With her third collection, out last week, Éireann Lorsung’s ambition is clear: to conduct a historical audit in poetry of the points of history her life touches.
Alsous’s poetics is politically radical not just nominally, or because of its allegiances or her biography. The poems in her prizewinning debut collection are at work chronicling and postulating a reordering of things, or a world dreamed into decolonial being, an abolition in language on the level of affect
What is at the core of Tracy Zeman’s debut poetry collection is the understanding and articulation of the links between things—between flora and fauna, sediments, barns, fossils, graveyards, and violent events traceable in the landscape and memory.
Deeply rooted in Black feminist discourse, Metta Sáma’s second full-length book of poetry is part of a line of historical poetics—part documentary, part interpretative—that refuses to distinguish between the horrors of the past and their ongoing inflections in the present.
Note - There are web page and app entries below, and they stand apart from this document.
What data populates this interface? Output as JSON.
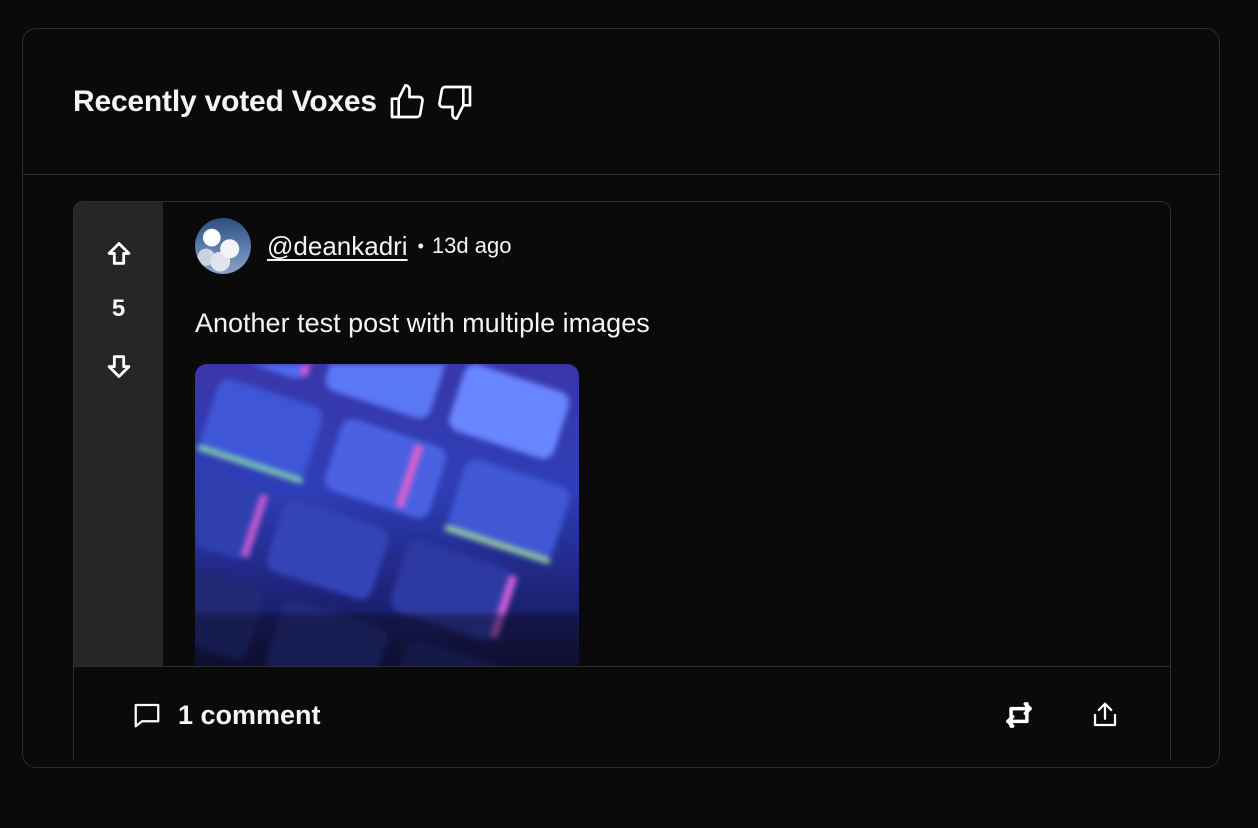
{
  "widget": {
    "title": "Recently voted Voxes",
    "icons": [
      "thumbs-up-icon",
      "thumbs-down-icon"
    ]
  },
  "post": {
    "vote_count": "5",
    "author": "@deankadri",
    "separator": "•",
    "time_ago": "13d ago",
    "text": "Another test post with multiple images",
    "comments_label": "1 comment"
  },
  "colors": {
    "background": "#0a0a0b",
    "border": "#2e2e31",
    "vote_column": "#262627",
    "text": "#f4f4f5"
  }
}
The question of a collection whose various subjects are assembled, rather than logically produced, is less what they have in common; it is instead what they make in common.
The activity of thinking, with its accidental sparkings and discursive connections, propels Pimone Triplett through the sonically dense occasional poems that make up her 2017 collection, in which she repurposes some of poetry’s perhaps more conservative elements—form and tradition—to radically reoriented ends.
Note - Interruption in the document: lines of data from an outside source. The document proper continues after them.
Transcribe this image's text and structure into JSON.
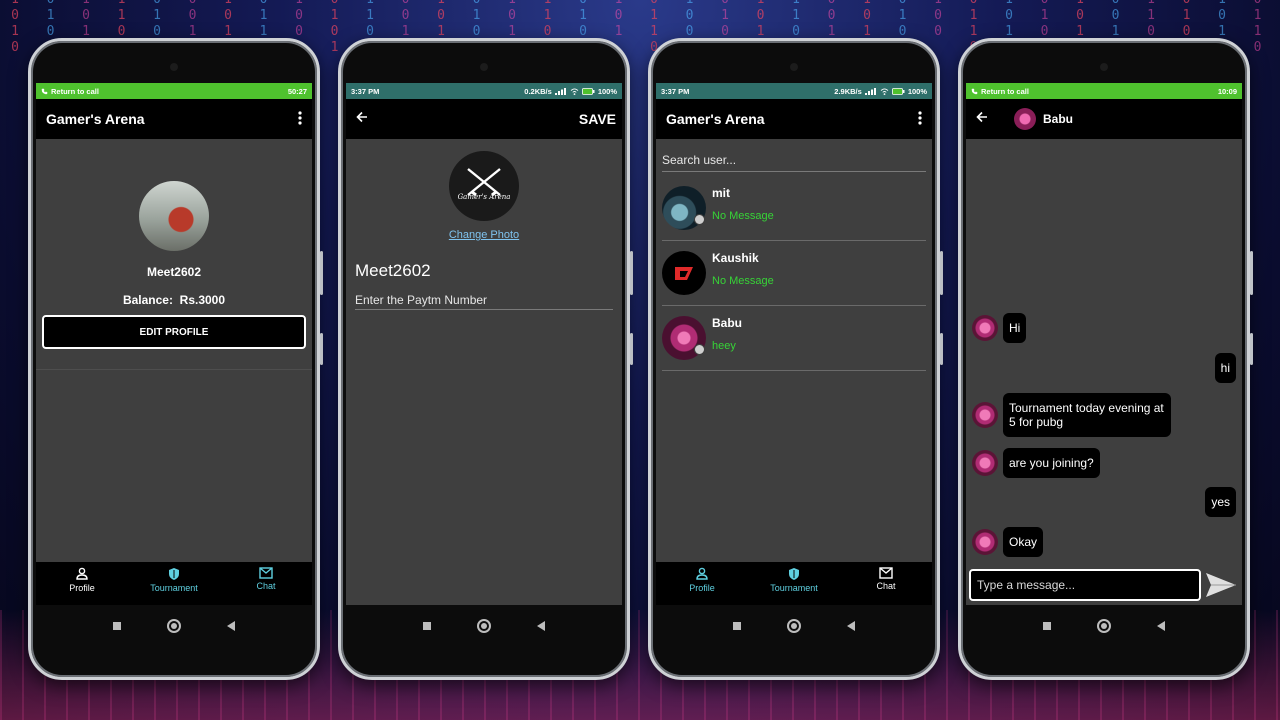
{
  "background": {
    "columns": [
      "1\n0\n1\n0",
      "0\n1\n0\n1",
      "1\n0\n1",
      "1\n1\n0\n1",
      "0\n1\n0",
      "0\n0\n1\n1",
      "1\n0\n1\n0",
      "0\n1\n1",
      "1\n0\n0\n1",
      "0\n1\n0\n1",
      "1\n1\n0",
      "0\n0\n1\n0",
      "1\n0\n1\n1",
      "0\n1\n0",
      "1\n0\n1\n0",
      "1\n1\n0\n1",
      "0\n1\n0\n0",
      "1\n0\n1",
      "0\n1\n1\n0",
      "1\n0\n0",
      "0\n1\n0\n1",
      "1\n0\n1\n0",
      "1\n1\n0",
      "0\n0\n1\n1",
      "1\n0\n1\n0",
      "0\n1\n0\n1",
      "1\n0\n0",
      "0\n1\n1\n0",
      "1\n0\n1\n0",
      "0\n1\n0",
      "1\n0\n1\n1",
      "0\n0\n1\n0",
      "1\n1\n0\n1",
      "0\n1\n0\n0",
      "1\n0\n1\n0",
      "0\n1\n1\n0"
    ]
  },
  "screen1": {
    "statusbar": {
      "left": "Return to call",
      "right": "50:27"
    },
    "appbar_title": "Gamer's Arena",
    "username": "Meet2602",
    "balance_label": "Balance:",
    "balance_value": "Rs.3000",
    "edit_button": "EDIT PROFILE",
    "nav": {
      "profile": "Profile",
      "tournament": "Tournament",
      "chat": "Chat"
    }
  },
  "screen2": {
    "statusbar": {
      "time": "3:37 PM",
      "net": "0.2KB/s",
      "battery": "100%"
    },
    "save_label": "SAVE",
    "logo_text": "Gamer's Arena",
    "change_photo": "Change Photo",
    "username": "Meet2602",
    "paytm_label": "Enter the Paytm Number"
  },
  "screen3": {
    "statusbar": {
      "time": "3:37 PM",
      "net": "2.9KB/s",
      "battery": "100%"
    },
    "appbar_title": "Gamer's Arena",
    "search_placeholder": "Search user...",
    "users": [
      {
        "name": "mit",
        "message": "No Message"
      },
      {
        "name": "Kaushik",
        "message": "No Message"
      },
      {
        "name": "Babu",
        "message": "heey"
      }
    ],
    "nav": {
      "profile": "Profile",
      "tournament": "Tournament",
      "chat": "Chat"
    }
  },
  "screen4": {
    "statusbar": {
      "left": "Return to call",
      "right": "10:09"
    },
    "contact_name": "Babu",
    "messages": [
      {
        "side": "left",
        "text": "Hi"
      },
      {
        "side": "right",
        "text": "hi"
      },
      {
        "side": "left",
        "text": "Tournament today evening at 5 for pubg"
      },
      {
        "side": "left",
        "text": "are you joining?"
      },
      {
        "side": "right",
        "text": "yes"
      },
      {
        "side": "left",
        "text": "Okay"
      }
    ],
    "composer_placeholder": "Type a message..."
  },
  "colors": {
    "status_green": "#4fc22e",
    "status_teal": "#2f6f6a",
    "accent_cyan": "#5fd0e0",
    "online_green": "#37d337",
    "link_blue": "#7fc3ef"
  },
  "icons": {
    "menu": "more-vert-icon",
    "back": "arrow-back-icon",
    "profile": "person-icon",
    "tournament": "shield-icon",
    "chat": "mail-icon",
    "send": "send-icon"
  }
}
More often than not, Levertov claimed she was not whichever appellation had come to her doorstep. But her objections have more to do with the consequences of public identity than her actual political orientation, which was a lifelong commitment to poetry as but one form of protest.